Tuesday, November 5, 2013

Acres and Acres of Foam

Foam invaded our personal space at the Heron’s Nest Vacation Rental in Cape Meares, Oregon.  Four adults (our daughter Mandy and her Mike, Karen and I) have about as much experience with an electric dishwasher as Lewis and Clark had with renting a vacation rental on the Oregon coast.  Thus, as usual, we just washed dishes by hand during our entire week -- that is until we read the instructions for leaving the house.  "Put the dishes in the dishwasher and turn it on as you leave." Maybe we should practice.

OK, no problem.  Let’s see -- two bottles and the small one we know is dish soap.  The big one must be dishwasher soap, so we’ll just pour some of this fluid in the cup for washing.  Oh heck, let’s put some in the rinse cup, too.  Fill ‘em up.  We want these dishes clean.

Somewhere in dishwasher manuals a warning must be inscribed -- always read the label on soap bottles.  We didn’t have one of those and probably wouldn’t have read the fine print anyway.  It's obvious dirty dishes need soap. 

The first sign of impending disaster came when Mandy noticed a wall of foam creeping across the kitchen floor -- like something from a scene cut from a Steven Spielberg sci fi movie because it was too scary.  As we started running around in all directions -- get a mop -- get some towels -- do something -- help -- it was apparent the foam was gushing in copious quantities from the bottom of the dishwasher.

An urgent call to the manager of the rental led to the conclusion that we had used dish soap which is not the substance of choice for dishwashers -- that there is a distinct difference between dishwasher soap and dish soap.  As usual it’s exhilarating to expand your knowledge base.

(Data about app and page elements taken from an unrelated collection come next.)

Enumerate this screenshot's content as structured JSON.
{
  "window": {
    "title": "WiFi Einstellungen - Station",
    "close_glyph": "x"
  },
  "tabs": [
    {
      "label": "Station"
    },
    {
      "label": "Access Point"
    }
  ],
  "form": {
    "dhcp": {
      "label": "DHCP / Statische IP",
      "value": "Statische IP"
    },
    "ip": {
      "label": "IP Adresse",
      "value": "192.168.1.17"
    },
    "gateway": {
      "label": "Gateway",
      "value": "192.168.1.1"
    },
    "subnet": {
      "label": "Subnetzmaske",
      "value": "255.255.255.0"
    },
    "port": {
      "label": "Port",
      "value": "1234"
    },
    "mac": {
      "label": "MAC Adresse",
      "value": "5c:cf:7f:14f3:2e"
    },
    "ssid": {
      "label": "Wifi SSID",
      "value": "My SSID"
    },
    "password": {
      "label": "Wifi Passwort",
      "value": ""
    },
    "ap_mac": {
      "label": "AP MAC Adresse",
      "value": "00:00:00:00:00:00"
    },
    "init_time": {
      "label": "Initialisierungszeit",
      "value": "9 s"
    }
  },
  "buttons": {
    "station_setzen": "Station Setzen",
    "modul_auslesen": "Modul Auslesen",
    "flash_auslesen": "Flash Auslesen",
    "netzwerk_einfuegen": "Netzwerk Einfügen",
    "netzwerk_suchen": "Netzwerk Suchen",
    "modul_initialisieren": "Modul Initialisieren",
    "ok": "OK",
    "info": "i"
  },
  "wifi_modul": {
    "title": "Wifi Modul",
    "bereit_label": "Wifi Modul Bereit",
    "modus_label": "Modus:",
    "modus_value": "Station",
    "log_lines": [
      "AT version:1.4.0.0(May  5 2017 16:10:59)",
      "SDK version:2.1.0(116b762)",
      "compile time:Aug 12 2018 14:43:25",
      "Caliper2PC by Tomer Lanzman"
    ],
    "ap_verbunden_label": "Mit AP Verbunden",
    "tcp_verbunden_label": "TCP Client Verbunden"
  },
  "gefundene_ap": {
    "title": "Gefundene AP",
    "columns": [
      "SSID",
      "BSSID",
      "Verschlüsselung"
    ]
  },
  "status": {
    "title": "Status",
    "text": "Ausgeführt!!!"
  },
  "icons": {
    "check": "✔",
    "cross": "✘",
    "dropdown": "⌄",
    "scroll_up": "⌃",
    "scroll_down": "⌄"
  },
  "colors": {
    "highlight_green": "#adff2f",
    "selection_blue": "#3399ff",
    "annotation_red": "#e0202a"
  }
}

Thus, we had a memorable evening bailing the dishwasher of acres of foam, refilling it with rinse water and bailing again.  How much foam can one of these machines hold?  Certainly enough to fill a pool at a hot springs resort to overflowing, I’d say.



    Everyone was in a state of panic as we scooped acres of foam from the dishwasher.

The dishes, you may ask.  Oh, we abandoned the machine to wash them by hand.  The next day when we left, they were all put away in the cabinets.

But nothing at Cape Meares could remotely compare in volume with our second encounter with foam at Rialto Beach on the northwest coast of Washington’s Olympic Peninsula.  There it came in the form of a biology merges with chemistry merges with physics lesson.  We’ve always noticed foam and bubbles in ocean surf.  In fact, adding it to seascape paintings is like lighting the candles on a birthday cake.  It shows you really know your "stuff."  However, at Rialto Beach, it seemed like we had returned to a sci fi movie set.



                                           Foam rolling in at Rialto Beach

                            Foam dampens the waves as they roll into the shore.


After extensive research about the situation (I asked a National Park Ranger followed by looking up sea foam on Wikipedia) we learned that warm ocean temperatures this fall had produced a bloom of diatoms -- one celled plankton of which there may be as many as 100,000 species.  Alas, we neglected to bring a microscope on this trip so we could key them out.  So much for our quest for scientific knowledge.

Anyway, when the reported 16-foot seas started breaking down the algal blooms, the dissolved organic matter acted like foaming agents (surfactants -- sticky molecules that separate water from air). -- like dish soap in a dishwasher.  The agitation of the these surfactants by the churning waves along the shoreline traps air in bubbles that stick together until you get foam -- acre upon acre of foam.  During one of our evenings at Rialto Beach the sea foam was so thick that, as it washed up on the shore, winds blew it landward until it piled up on the top of driftwood logs sometimes several feet deep.  



Yes, it's all sea foam.  Somehow this doesn't look like the classic seascape painting subject.
 
As a consequence, although Karen tried her best to find the perfect rock to bring home from that Beach, we can only surmise that it was hidden somewhere under piles and piles of sea foam.  However, she did manage to find enough substitutes that our car groaned from all the added weight of rocks piles stacked under and behind the seats.


                       Karen, the rock hunter forced up into the driftwood logs by foam.


             Sea foam blown clear up into the trees before it really started to get thick.


Sea foam is comprised of bubbles (it seems to me they should be called sea bubbles) that pile up together following the laws of physics.  These laws mandate they have the minimum surface area which just happens to be a sphere. 


Never mind the spheres.  Karen was more interested in a different attribute of the sea foam.  The piles washed up on the beaches took on all kinds of forms -- like cloud watching converted to bubble watching.


                 ...Bubble watching sometimes augmented by Karen's whimsical side.


2 comments:

casey said...

The bubble bird is my fave! :)

casey said...

The bubble bird is my fave! :)